(Problem to solve) Return all lines from the entries below in which the word "badge" is present.

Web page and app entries
• • •

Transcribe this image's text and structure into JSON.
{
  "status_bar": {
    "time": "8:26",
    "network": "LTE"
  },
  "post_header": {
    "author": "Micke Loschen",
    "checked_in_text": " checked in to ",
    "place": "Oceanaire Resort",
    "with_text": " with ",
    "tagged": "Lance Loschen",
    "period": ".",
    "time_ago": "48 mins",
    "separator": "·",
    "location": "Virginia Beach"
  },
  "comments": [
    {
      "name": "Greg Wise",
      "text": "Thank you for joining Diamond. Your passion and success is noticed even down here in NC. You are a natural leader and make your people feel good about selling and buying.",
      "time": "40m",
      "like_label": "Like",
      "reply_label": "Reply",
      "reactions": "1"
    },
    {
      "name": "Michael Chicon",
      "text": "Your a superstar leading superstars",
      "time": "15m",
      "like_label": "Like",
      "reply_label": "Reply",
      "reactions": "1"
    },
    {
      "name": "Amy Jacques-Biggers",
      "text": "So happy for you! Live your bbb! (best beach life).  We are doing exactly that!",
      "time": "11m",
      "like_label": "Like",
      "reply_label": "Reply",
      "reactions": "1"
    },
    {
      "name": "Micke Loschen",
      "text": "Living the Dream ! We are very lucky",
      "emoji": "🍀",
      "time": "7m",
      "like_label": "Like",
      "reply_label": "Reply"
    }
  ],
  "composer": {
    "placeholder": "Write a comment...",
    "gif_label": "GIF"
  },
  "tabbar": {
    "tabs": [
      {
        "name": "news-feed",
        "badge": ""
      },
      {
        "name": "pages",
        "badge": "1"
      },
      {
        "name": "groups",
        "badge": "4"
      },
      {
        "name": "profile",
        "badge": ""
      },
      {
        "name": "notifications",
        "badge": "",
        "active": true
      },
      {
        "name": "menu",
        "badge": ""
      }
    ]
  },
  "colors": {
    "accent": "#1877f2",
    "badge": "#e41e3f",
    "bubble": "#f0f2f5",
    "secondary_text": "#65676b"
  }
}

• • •

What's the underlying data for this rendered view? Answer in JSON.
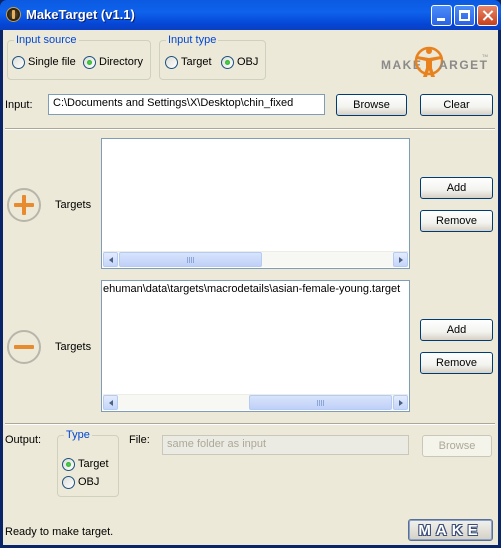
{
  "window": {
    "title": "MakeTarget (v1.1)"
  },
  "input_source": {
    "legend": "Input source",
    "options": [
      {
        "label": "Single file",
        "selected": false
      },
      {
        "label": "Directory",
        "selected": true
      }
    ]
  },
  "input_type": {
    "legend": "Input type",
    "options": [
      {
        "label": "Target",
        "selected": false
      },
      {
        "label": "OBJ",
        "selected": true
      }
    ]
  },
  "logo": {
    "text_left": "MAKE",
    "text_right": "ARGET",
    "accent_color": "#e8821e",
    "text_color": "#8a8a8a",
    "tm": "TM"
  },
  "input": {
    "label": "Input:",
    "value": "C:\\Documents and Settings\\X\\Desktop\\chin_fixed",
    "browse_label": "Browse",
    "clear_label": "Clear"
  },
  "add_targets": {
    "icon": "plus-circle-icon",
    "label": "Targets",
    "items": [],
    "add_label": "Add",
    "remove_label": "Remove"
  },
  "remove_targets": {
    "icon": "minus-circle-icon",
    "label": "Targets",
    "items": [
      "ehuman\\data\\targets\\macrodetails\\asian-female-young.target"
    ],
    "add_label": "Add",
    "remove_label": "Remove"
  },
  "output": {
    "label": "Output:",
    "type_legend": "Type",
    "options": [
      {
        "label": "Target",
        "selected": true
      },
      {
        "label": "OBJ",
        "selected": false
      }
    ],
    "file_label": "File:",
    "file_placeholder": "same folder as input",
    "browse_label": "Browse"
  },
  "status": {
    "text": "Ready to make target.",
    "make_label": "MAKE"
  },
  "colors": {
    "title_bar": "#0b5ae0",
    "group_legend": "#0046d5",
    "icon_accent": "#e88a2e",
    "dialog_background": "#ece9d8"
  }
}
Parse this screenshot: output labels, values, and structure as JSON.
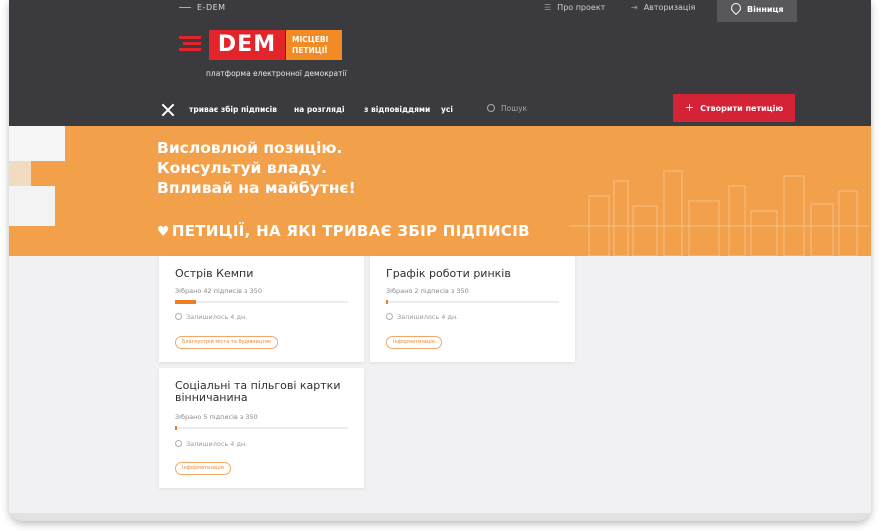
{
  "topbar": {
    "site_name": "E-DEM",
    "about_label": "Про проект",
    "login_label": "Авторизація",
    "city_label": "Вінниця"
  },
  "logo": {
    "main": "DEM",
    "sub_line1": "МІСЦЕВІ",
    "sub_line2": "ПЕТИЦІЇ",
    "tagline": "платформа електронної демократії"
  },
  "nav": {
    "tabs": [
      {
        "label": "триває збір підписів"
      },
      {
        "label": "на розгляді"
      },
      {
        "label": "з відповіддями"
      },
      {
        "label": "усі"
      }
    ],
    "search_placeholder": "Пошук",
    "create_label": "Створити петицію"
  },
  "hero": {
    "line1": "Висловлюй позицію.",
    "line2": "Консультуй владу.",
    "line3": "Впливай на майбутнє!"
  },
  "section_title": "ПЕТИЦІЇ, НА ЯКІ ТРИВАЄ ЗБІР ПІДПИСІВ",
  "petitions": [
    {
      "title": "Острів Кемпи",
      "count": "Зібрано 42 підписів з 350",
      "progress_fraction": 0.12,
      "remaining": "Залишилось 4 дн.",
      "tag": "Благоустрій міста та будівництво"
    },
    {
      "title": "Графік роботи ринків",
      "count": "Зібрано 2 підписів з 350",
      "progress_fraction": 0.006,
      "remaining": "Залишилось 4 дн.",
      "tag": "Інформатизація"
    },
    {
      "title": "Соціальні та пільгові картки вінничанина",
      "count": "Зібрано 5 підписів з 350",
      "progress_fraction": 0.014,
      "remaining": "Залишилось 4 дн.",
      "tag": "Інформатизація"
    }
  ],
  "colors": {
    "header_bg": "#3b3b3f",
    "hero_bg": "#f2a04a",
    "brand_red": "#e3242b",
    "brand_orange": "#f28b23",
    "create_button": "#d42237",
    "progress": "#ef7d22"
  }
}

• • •

(Your solution)
        "badge": ""
        "badge": "1"
        "badge": "4"
        "badge": ""
        "badge": "",
        "badge": ""
    "badge": "#e41e3f",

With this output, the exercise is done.